=== Section Start ===

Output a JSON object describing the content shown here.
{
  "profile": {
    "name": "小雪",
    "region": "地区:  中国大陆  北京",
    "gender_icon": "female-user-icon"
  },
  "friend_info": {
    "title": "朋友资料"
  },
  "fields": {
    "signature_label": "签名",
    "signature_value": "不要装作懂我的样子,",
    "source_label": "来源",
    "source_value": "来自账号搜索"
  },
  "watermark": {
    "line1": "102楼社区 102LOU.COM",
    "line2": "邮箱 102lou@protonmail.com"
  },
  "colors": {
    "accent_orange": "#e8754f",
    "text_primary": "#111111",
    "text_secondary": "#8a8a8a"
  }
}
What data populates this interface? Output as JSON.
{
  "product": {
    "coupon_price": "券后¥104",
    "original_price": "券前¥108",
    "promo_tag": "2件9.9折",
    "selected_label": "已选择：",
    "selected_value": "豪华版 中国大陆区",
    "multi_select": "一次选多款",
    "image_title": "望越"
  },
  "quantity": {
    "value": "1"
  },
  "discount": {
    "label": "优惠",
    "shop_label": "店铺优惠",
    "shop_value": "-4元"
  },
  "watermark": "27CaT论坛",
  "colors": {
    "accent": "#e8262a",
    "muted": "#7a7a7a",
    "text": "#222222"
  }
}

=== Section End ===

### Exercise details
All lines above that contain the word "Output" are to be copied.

### Answer area
Output a JSON object describing the content shown here.
What data populates this interface? Output as JSON.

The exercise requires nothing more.